==== Given data ====
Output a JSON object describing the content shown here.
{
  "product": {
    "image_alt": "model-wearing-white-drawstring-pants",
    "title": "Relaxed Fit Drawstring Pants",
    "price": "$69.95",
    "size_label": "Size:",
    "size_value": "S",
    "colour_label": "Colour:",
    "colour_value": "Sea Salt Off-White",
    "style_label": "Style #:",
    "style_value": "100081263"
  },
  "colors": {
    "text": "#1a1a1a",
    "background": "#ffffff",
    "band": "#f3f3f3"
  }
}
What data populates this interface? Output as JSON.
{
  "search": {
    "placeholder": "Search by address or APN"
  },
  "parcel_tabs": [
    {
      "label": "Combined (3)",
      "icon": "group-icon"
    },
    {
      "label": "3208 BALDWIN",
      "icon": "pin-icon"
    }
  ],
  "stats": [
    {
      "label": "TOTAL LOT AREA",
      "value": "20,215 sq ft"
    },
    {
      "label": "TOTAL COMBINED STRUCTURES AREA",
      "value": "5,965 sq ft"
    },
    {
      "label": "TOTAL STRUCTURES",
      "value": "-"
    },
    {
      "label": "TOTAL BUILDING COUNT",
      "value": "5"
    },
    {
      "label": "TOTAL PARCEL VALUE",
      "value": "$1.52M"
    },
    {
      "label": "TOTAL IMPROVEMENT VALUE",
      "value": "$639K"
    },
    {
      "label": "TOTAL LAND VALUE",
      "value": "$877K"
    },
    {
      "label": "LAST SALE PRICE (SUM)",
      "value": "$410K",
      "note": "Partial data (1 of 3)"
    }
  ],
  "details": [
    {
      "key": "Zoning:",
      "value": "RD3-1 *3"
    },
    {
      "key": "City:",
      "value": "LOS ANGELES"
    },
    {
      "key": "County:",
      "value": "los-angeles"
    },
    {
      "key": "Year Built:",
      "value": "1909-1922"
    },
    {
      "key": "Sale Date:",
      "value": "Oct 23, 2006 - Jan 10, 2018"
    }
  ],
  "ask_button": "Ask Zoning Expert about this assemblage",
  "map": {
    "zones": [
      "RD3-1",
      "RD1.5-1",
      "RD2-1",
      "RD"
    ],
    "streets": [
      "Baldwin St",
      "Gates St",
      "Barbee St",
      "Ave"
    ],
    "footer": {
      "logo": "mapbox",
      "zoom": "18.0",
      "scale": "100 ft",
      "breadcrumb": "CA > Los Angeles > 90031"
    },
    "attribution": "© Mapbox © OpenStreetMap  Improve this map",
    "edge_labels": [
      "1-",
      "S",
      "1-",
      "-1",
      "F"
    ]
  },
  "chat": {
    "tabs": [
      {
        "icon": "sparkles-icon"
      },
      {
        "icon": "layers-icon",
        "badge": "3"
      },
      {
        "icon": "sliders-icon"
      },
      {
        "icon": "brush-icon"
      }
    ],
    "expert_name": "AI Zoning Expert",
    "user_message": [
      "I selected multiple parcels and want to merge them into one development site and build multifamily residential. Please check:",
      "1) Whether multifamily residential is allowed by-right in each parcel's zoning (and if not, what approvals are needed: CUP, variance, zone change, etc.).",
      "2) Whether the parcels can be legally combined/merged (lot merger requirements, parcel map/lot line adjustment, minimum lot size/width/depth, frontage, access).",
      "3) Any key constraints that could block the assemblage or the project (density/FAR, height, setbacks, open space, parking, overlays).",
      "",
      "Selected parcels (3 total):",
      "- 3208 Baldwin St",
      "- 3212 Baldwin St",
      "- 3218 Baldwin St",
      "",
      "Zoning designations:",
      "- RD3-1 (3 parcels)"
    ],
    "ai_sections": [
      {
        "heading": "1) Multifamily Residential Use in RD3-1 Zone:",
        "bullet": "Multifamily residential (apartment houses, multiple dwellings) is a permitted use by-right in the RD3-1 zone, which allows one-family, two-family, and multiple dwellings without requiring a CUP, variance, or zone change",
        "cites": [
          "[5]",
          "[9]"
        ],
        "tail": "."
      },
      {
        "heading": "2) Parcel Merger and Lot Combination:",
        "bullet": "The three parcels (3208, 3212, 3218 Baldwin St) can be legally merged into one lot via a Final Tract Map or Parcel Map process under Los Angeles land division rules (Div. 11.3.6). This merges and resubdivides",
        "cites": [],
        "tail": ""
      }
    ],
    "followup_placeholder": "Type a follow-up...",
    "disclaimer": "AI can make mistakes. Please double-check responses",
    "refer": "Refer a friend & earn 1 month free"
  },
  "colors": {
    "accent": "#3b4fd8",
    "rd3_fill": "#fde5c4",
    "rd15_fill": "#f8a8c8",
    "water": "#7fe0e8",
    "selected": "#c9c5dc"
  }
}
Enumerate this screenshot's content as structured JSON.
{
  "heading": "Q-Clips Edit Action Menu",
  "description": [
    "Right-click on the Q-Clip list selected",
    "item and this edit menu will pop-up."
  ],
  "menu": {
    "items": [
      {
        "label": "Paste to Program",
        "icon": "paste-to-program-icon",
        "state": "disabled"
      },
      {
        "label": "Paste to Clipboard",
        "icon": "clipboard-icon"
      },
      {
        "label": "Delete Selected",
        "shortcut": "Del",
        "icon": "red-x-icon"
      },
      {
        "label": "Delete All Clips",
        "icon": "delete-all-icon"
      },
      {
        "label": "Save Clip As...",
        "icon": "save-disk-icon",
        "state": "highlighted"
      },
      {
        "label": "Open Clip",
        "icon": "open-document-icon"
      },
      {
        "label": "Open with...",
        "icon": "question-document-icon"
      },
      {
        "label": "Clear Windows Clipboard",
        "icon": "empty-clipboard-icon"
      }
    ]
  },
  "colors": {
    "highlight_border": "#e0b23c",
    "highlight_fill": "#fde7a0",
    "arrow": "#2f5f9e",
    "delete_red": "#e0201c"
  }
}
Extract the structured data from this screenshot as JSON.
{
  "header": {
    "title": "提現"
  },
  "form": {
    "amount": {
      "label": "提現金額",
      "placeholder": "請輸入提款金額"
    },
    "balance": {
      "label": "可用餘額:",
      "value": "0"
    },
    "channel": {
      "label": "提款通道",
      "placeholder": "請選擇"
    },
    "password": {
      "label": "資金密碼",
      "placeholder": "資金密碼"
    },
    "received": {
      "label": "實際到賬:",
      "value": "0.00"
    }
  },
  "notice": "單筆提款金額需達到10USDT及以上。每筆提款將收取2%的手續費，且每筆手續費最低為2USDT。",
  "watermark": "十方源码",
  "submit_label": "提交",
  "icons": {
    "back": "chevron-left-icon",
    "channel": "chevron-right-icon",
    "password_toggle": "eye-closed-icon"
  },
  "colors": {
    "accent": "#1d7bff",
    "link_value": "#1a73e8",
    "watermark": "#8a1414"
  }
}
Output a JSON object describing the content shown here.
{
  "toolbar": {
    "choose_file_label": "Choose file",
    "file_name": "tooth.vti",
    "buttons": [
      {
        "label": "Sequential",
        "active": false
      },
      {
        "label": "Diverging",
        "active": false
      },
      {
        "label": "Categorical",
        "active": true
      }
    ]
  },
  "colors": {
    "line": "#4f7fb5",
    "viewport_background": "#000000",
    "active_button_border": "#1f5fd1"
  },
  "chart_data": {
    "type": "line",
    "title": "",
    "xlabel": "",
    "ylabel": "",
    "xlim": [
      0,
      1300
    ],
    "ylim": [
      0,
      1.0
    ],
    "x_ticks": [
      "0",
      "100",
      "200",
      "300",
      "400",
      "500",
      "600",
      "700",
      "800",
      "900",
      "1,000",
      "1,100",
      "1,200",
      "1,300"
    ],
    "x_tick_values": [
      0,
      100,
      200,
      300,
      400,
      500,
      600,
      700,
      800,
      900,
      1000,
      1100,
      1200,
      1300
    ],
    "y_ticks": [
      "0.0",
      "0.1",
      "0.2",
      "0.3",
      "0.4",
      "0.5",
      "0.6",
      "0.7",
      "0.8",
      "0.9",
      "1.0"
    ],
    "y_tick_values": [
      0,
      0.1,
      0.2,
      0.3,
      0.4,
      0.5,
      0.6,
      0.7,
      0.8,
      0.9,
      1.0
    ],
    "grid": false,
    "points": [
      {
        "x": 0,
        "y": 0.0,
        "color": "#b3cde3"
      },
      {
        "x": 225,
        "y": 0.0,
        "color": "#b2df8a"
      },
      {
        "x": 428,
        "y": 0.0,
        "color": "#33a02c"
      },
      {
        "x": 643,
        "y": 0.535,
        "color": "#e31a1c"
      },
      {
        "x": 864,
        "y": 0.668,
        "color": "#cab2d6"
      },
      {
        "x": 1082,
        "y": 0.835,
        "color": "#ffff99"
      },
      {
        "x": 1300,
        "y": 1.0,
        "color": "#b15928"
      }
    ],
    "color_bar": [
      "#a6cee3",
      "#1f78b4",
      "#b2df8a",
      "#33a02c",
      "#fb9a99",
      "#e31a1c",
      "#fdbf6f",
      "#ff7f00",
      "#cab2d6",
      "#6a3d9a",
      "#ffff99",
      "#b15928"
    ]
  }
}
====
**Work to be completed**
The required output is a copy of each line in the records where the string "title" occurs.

**Response**
    "title": "Relaxed Fit Drawstring Pants",
    "title": "提現"
    "title": "",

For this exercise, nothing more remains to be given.